Since 2014, the political climate has become even more problematic, especially in the wake of the 2016 failed coup attempt. In February 2018, Turkish daily Cumhuriyet published a report stating that 400 construction workers had died building Istanbul’s third airport. The government immediately blocked the article. An official statement was issued a few days later, stating that 27 and not 400 workers had died. When asked for a statement from this writer, the İnşaat İşçileri (Construction Workers) trade union, which represents approximately 100 workers at the airport, said the original figure of 400 was accurate, citing the testimonies of dozens of workers who had spoken to Union. According to Mehmet Kızmaz, the journalist responsible for the report, the families of the workers who had lost their lives have been offered 10,000 Turkish Liras in order to keep quiet. No further investigation has been launched so far, nor is there likely to be one. When Erdoğan visited Soma after the mine disaster, he was heckled by angry protestors, and he had to take refuge in a greengrocer shop to escape harm. But a notable silence shrouds workers’ deaths at the new Istanbul airport. The issue appears to have been sealed with a heavy lid.
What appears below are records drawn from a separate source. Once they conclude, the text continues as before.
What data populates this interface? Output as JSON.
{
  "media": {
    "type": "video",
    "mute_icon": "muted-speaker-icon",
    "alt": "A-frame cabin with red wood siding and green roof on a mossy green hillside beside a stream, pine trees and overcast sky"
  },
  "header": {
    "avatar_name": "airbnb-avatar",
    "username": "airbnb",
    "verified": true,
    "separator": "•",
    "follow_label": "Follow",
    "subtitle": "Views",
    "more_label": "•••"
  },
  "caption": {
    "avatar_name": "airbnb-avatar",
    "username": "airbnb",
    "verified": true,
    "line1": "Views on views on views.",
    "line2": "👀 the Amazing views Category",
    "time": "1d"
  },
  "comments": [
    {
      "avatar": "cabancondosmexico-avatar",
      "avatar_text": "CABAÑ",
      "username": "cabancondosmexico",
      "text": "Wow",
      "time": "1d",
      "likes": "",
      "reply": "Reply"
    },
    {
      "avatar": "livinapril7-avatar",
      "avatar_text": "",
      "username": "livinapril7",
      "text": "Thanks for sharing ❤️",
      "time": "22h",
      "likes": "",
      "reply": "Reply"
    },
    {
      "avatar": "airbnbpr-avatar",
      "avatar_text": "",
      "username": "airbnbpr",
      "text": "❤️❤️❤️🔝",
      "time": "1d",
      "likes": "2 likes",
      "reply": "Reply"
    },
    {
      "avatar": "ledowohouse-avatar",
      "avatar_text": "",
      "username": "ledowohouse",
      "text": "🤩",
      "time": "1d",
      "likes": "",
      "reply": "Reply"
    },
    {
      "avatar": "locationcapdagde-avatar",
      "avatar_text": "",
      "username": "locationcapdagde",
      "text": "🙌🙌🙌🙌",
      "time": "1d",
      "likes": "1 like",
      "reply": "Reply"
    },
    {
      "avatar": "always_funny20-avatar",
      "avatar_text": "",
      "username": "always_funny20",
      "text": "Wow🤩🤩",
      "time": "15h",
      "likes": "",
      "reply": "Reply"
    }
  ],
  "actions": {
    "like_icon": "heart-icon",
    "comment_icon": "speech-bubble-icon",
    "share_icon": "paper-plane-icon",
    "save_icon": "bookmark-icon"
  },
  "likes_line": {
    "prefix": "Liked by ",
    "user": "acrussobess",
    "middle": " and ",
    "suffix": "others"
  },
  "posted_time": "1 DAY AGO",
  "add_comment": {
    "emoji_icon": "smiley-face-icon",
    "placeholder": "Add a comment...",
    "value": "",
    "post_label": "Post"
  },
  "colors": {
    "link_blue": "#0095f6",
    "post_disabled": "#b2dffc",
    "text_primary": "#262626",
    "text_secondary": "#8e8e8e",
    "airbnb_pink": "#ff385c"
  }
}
CONCLUSIONS: So how neoliberal is Turkey? Arguably, the AKP's Turkey is less a neoliberal state than a majoritarian, authoritarian system that has assimilated various aspects of neo-liberalism for its own, political and economic ends. This system features a combination of a liberalized economy with weak trade unions, poor workers’ rights and a “rolled forward state” with a pervasive, centralized form of crony capitalism. It is a system that has come at a significant social cost and which relies on potentially unstable growth.


Thomas Helm is an Istanbul-based writer and journalist. He currently works for Turkish daily Hürriyet Daily News. Previously he worked for Spanish daily La Vanguardia, the International Service of Human Rights (a UN-focused NGO) and Indian daily Kashmir Observer

Picture credit: By via Public Domain  accessed on March 8, 2018 

Read 453 times Last modified on Thursday, 08 March 2018

Visit also





Joint Center Publications

Op-ed S. Frederick Starr, Brenda Shaffer and Svante E. Cornell, How the U.S. Promotes Extremism in the Name of Religious FreedomForeign Affairs, August 24, 2017

Op-ed Lawrence Stutzriem and Svante Cornell "Turkey and Qatar's Support for Extremist Groups", Realcleardefense, May 23, 2017

Article Halil Karaveli "Turkey's Authoritarian Legacy", Cairo Review of Global Affairs,  May 1, 2017

Op-ed Halil M. Karaveli "Assasination in Ankara"Foreign Affairs, January 3, 2017

Essay Halil M. Karaveli "Erdogan's Journey"Foreign Affairs, October 19, 2016

Op-ed Halil M. Karaveli "Turkey's Fractured State", The New York Times, August 1, 2016

Monograph Eric Edelman, Svante Cornell, Aaron Lobel, Halil Karaveli, "Turkey Transformed: The Origins and Evolution of Authoritarianism and Islamization under the AKP", Bipartisan Policy Center, October 2015.

Article Svante E. Cornell and M.K. Kaya, "The Naqshbandi-Khalidi Order and Political Islam in Turkey", Current Trends in Islamist Ideology, September 2015.


The Turkey Analyst is a publication of the Central Asia-Caucasus Institute & Silk Road Studies Joint Center, designed to bring authoritative analysis and news on the rapidly developing domestic and foreign policy issues in Turkey. It includes topical analysis, as well as a summary of the Turkish media debate.


Sign up for upcoming events, latest news and articles from the CACI Analyst